Advice for parents about the career options for their children

Interview tips

Whether it is for a job or an Apprenticeship, attending an interview, in a lot of cases for the first time can be a really daunting experience.interview

They can be difficult experiences to plan for in advance and rely on a certain element of 'thinking on your feet' so can be hard to prepare for ahead of the event.

There are some basic tips and hints to offer as advice to your son or daughter however, which although will not guarantee success, will hopefully set them off in the right frame of mind in order to tackle the task in hand.

Firstly it is worth reminding them (and yourself), that the interview can be as much about your son or daughter assessing whether the position and company are right for them as it is for the employer to make decisions about who to take on.

Vacancies appear for a variety of reasons; internal promotion, resignation, expansion and so on. Whatever the reason, the fact that the company has paid to advertise a vacancy and has set aside time to undertake the recruitment process means that the employer is equally as keen to ensure that they take someone on as the applicants are in securing a position.  With this in mind it is sometimes slightly easier to see the person on the other side of the desk as human and not just a gate-keeper to the promised land of a job!

Here are some practical tips for preparing for a job interview:

 

Research

It is always worth taking some time to research the company or organisation that you are being interviewed by. Nowadays this is a lot easier with vast amounts of information available on the internet via their own website, or news items, Tweets, blogs, social network chatter etc. Using this knowledge at carefully chosen points during an interview demonstrates to an employer that the candidate has at least some prior knowledge of the business, which is flattering to them and gains a lot of credibility for the interviewee.

Appearance

First impression is everything. As a rule of thumb it is worth reminding your son or daughter to look their absolute smartest for any interview, with any company for any potential job regardless of how potentially casual the dress code for the position itself may be in the future. Try to get them to think beyond their own acquired 'look' to make sure they conform to what is regarded by many employers as the standard acceptable dress for interviews. In the long run, it may be that your offpsring will be able to go to work in a t-shirt and jeans, but just for the purposes of the interview and making that all-important good first impression, smart is the word.

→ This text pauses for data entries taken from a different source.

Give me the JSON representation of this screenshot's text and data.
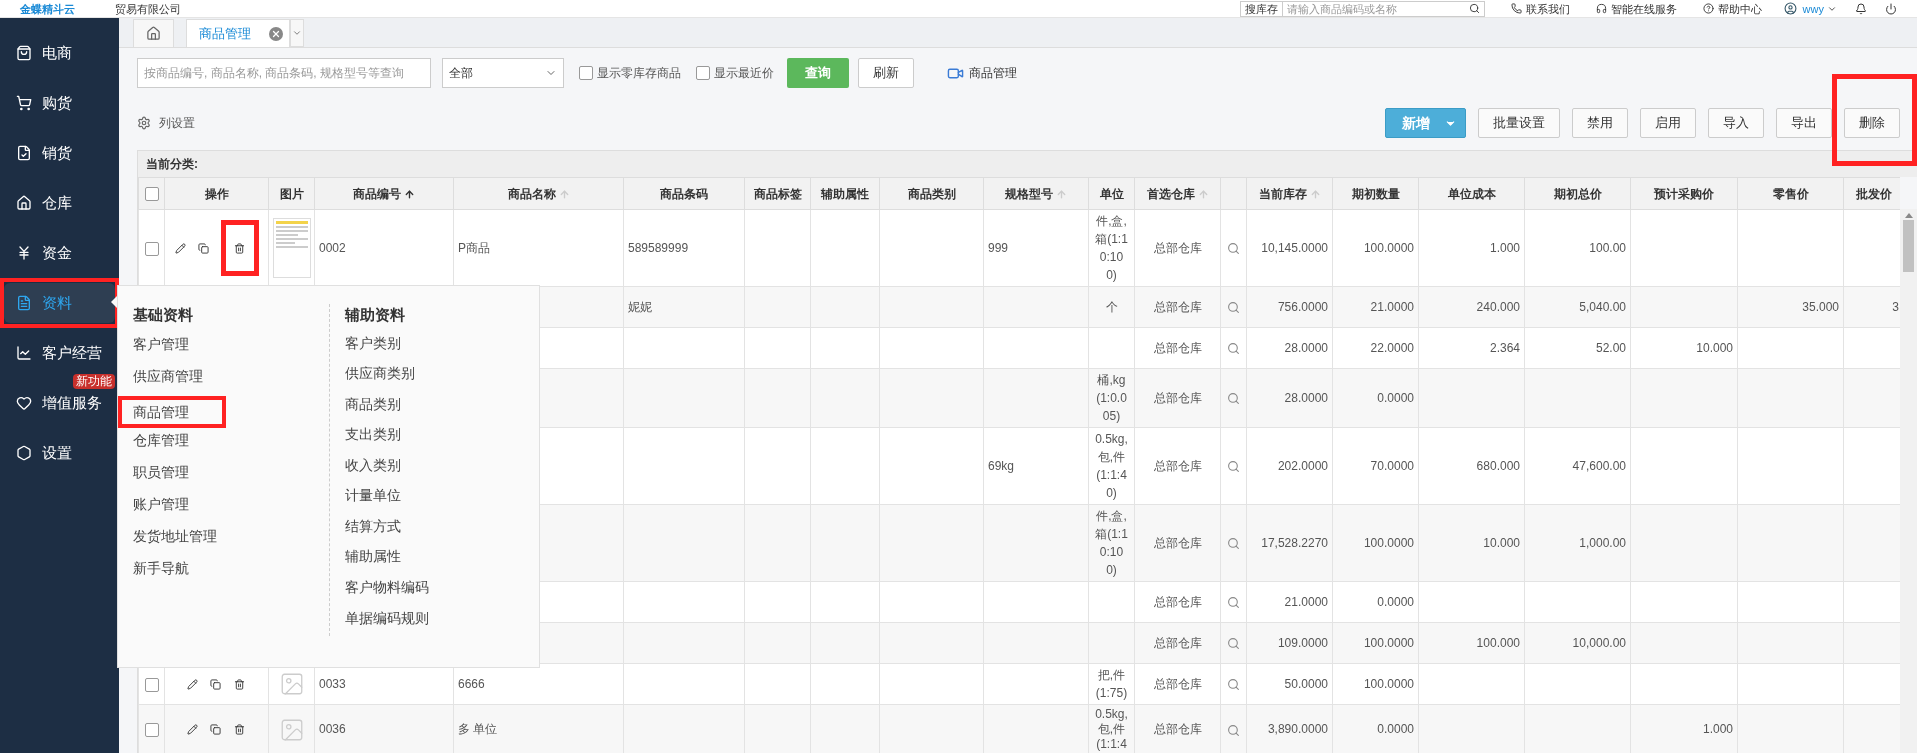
{
  "header": {
    "logo": "金蝶精斗云",
    "company": "贸易有限公司",
    "search_scope": "搜库存",
    "search_placeholder": "请输入商品编码或名称",
    "links": [
      "联系我们",
      "智能在线服务",
      "帮助中心"
    ],
    "user": "wwy"
  },
  "sidebar": {
    "items": [
      {
        "label": "电商",
        "selected": false,
        "highlighted": false
      },
      {
        "label": "购货",
        "selected": false,
        "highlighted": false
      },
      {
        "label": "销货",
        "selected": false,
        "highlighted": false
      },
      {
        "label": "仓库",
        "selected": false,
        "highlighted": false
      },
      {
        "label": "资金",
        "selected": false,
        "highlighted": false
      },
      {
        "label": "资料",
        "selected": true,
        "highlighted": true
      },
      {
        "label": "客户经营",
        "selected": false,
        "highlighted": false
      },
      {
        "label": "增值服务",
        "selected": false,
        "highlighted": false,
        "badge": "新功能"
      },
      {
        "label": "设置",
        "selected": false,
        "highlighted": false
      }
    ]
  },
  "tabs": [
    {
      "kind": "home",
      "selected": false
    },
    {
      "kind": "page",
      "label": "商品管理",
      "selected": true
    }
  ],
  "filter": {
    "search_placeholder": "按商品编号, 商品名称, 商品条码, 规格型号等查询",
    "category": "全部",
    "checkboxes": [
      {
        "label": "显示零库存商品",
        "checked": false
      },
      {
        "label": "显示最近价",
        "checked": false
      }
    ],
    "query_button": "查询",
    "refresh_button": "刷新",
    "video_link": "商品管理"
  },
  "toolbar": {
    "column_settings": "列设置",
    "buttons": [
      {
        "label": "新增",
        "kind": "primary",
        "highlighted": false
      },
      {
        "label": "批量设置",
        "kind": "plain",
        "highlighted": false
      },
      {
        "label": "禁用",
        "kind": "plain",
        "highlighted": false
      },
      {
        "label": "启用",
        "kind": "plain",
        "highlighted": false
      },
      {
        "label": "导入",
        "kind": "plain",
        "highlighted": false
      },
      {
        "label": "导出",
        "kind": "plain",
        "highlighted": false
      },
      {
        "label": "删除",
        "kind": "plain",
        "highlighted": true
      }
    ]
  },
  "category_label": "当前分类:",
  "table": {
    "select_all": {
      "checked": false
    },
    "columns": [
      {
        "kind": "actions",
        "label": "操作"
      },
      {
        "kind": "image",
        "label": "图片"
      },
      {
        "kind": "text",
        "label": "商品编号",
        "sort_active": true
      },
      {
        "kind": "text",
        "label": "商品名称",
        "sort_active": false
      },
      {
        "kind": "text",
        "label": "商品条码"
      },
      {
        "kind": "text",
        "label": "商品标签"
      },
      {
        "kind": "text",
        "label": "辅助属性"
      },
      {
        "kind": "text",
        "label": "商品类别"
      },
      {
        "kind": "text",
        "label": "规格型号",
        "sort_active": false
      },
      {
        "kind": "text",
        "label": "单位"
      },
      {
        "kind": "text",
        "label": "首选仓库",
        "sort_active": false
      },
      {
        "kind": "lookup"
      },
      {
        "kind": "text",
        "label": "当前库存",
        "sort_active": false
      },
      {
        "kind": "text",
        "label": "期初数量"
      },
      {
        "kind": "text",
        "label": "单位成本"
      },
      {
        "kind": "text",
        "label": "期初总价"
      },
      {
        "kind": "text",
        "label": "预计采购价"
      },
      {
        "kind": "text",
        "label": "零售价"
      },
      {
        "kind": "text",
        "label": "批发价"
      }
    ],
    "rows": [
      {
        "checked": false,
        "actions": {
          "trash_highlighted": true
        },
        "image": {
          "kind": "thumbnail"
        },
        "cells": [
          "",
          "",
          "0002",
          "P商品",
          "589589999",
          "",
          "",
          "",
          "999",
          "件,盒,箱(1:10:100)",
          "总部仓库",
          "",
          "10,145.0000",
          "100.0000",
          "1.000",
          "100.00",
          "",
          "",
          ""
        ]
      },
      {
        "cells": [
          "",
          "",
          "",
          "",
          "妮妮",
          "",
          "",
          "",
          "",
          "个",
          "总部仓库",
          "",
          "756.0000",
          "21.0000",
          "240.000",
          "5,040.00",
          "",
          "35.000",
          "3"
        ]
      },
      {
        "cells": [
          "",
          "",
          "",
          "",
          "",
          "",
          "",
          "",
          "",
          "",
          "总部仓库",
          "",
          "28.0000",
          "22.0000",
          "2.364",
          "52.00",
          "10.000",
          "",
          ""
        ]
      },
      {
        "cells": [
          "",
          "",
          "",
          "",
          "",
          "",
          "",
          "",
          "",
          "桶,kg(1:0.005)",
          "总部仓库",
          "",
          "28.0000",
          "0.0000",
          "",
          "",
          "",
          "",
          ""
        ]
      },
      {
        "cells": [
          "",
          "",
          "",
          "",
          "",
          "",
          "",
          "",
          "69kg",
          "0.5kg,包,件(1:1:40)",
          "总部仓库",
          "",
          "202.0000",
          "70.0000",
          "680.000",
          "47,600.00",
          "",
          "",
          ""
        ]
      },
      {
        "cells": [
          "",
          "",
          "",
          "",
          "",
          "",
          "",
          "",
          "",
          "件,盒,箱(1:10:100)",
          "总部仓库",
          "",
          "17,528.2270",
          "100.0000",
          "10.000",
          "1,000.00",
          "",
          "",
          ""
        ]
      },
      {
        "cells": [
          "",
          "",
          "",
          "",
          "",
          "",
          "",
          "",
          "",
          "",
          "总部仓库",
          "",
          "21.0000",
          "0.0000",
          "",
          "",
          "",
          "",
          ""
        ]
      },
      {
        "cells": [
          "",
          "",
          "",
          "",
          "",
          "",
          "",
          "",
          "",
          "",
          "总部仓库",
          "",
          "109.0000",
          "100.0000",
          "100.000",
          "10,000.00",
          "",
          "",
          ""
        ]
      },
      {
        "checked": false,
        "actions": {
          "trash_highlighted": false
        },
        "image": {
          "kind": "placeholder"
        },
        "cells": [
          "",
          "",
          "0033",
          "6666",
          "",
          "",
          "",
          "",
          "",
          "把,件(1:75)",
          "总部仓库",
          "",
          "50.0000",
          "100.0000",
          "",
          "",
          "",
          "",
          ""
        ]
      },
      {
        "checked": false,
        "actions": {
          "trash_highlighted": false
        },
        "image": {
          "kind": "placeholder"
        },
        "cells": [
          "",
          "",
          "0036",
          "多 单位",
          "",
          "",
          "",
          "",
          "",
          "0.5kg,包,件(1:1:4",
          "总部仓库",
          "",
          "3,890.0000",
          "0.0000",
          "",
          "",
          "1.000",
          "",
          ""
        ]
      }
    ]
  },
  "popup_menu": {
    "columns": [
      {
        "heading": "基础资料",
        "items": [
          {
            "label": "客户管理",
            "highlighted": false
          },
          {
            "label": "供应商管理",
            "highlighted": false
          },
          {
            "label": "商品管理",
            "highlighted": true
          },
          {
            "label": "仓库管理",
            "highlighted": false
          },
          {
            "label": "职员管理",
            "highlighted": false
          },
          {
            "label": "账户管理",
            "highlighted": false
          },
          {
            "label": "发货地址管理",
            "highlighted": false
          },
          {
            "label": "新手导航",
            "highlighted": false
          }
        ]
      },
      {
        "heading": "辅助资料",
        "items": [
          {
            "label": "客户类别",
            "highlighted": false
          },
          {
            "label": "供应商类别",
            "highlighted": false
          },
          {
            "label": "商品类别",
            "highlighted": false
          },
          {
            "label": "支出类别",
            "highlighted": false
          },
          {
            "label": "收入类别",
            "highlighted": false
          },
          {
            "label": "计量单位",
            "highlighted": false
          },
          {
            "label": "结算方式",
            "highlighted": false
          },
          {
            "label": "辅助属性",
            "highlighted": false
          },
          {
            "label": "客户物料编码",
            "highlighted": false
          },
          {
            "label": "单据编码规则",
            "highlighted": false
          }
        ]
      }
    ]
  }
}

Confidence

Something to bear in mind when discussing with your son or daughter about interviews is that they will never look or sound as nervous as they think they do. Whilst it is not good to go into an interview scenario in an over confident, cocky manner, an element of self assurance should be encouraged in order to demonstrate that they are not easily phased and potentially able to cope with difficult situations.

Self promotion

Having secured an interview, your son or daughter will be 90% of the way towards being offered a job. The fact that the employer has shortlisted them from their application or CV means that on paper they are pretty much able to offer what is needed. The interview is really about the person and how they come across, so you need to encourage your son or daughter to promote their skills, aptitudes and abilities by providing examples wherever possible to back up their statements, and to be positive at all times using appropriate words, body language and all-round enthusiasm throughout.